▶ _Assignment_
Copy each line from the data that has the word "getc" in it.

-- Provided data follows --

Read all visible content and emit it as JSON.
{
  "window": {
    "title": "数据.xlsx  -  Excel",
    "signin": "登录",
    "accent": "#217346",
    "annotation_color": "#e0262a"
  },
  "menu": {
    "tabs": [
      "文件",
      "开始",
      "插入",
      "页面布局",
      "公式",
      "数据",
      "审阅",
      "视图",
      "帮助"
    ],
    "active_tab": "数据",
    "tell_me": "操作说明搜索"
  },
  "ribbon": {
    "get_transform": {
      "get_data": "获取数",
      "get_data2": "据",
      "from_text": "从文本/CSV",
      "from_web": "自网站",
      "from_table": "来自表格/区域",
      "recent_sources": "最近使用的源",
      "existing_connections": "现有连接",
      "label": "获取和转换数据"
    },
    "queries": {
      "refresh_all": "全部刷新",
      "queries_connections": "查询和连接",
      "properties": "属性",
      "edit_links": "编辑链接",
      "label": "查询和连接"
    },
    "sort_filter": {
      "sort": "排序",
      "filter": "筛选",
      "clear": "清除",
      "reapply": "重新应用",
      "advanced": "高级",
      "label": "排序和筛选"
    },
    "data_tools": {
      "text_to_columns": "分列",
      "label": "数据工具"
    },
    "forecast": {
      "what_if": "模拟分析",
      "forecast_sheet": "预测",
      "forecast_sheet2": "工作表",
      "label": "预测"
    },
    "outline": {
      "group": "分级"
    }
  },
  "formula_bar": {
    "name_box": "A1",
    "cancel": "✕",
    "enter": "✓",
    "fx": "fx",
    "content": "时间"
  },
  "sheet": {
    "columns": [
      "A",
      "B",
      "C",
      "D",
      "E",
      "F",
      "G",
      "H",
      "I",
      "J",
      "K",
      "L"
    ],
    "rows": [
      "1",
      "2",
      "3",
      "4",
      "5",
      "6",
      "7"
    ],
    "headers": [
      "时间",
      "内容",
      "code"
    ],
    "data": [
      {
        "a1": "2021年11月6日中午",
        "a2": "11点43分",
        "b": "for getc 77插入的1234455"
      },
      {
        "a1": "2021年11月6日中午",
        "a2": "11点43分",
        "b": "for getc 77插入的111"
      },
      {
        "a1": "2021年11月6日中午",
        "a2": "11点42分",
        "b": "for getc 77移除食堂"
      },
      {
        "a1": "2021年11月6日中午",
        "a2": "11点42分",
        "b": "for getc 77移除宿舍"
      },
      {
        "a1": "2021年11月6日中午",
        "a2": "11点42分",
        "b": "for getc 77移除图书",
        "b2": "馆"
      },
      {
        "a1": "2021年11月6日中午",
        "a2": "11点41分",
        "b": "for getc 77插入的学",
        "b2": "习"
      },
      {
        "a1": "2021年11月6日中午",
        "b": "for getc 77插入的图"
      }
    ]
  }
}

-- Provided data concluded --

▶ _Solution to the exercise_
        "b": "for getc 77插入的1234455"
        "b": "for getc 77插入的111"
        "b": "for getc 77移除食堂"
        "b": "for getc 77移除宿舍"
        "b": "for getc 77移除图书",
        "b": "for getc 77插入的学",
        "b": "for getc 77插入的图"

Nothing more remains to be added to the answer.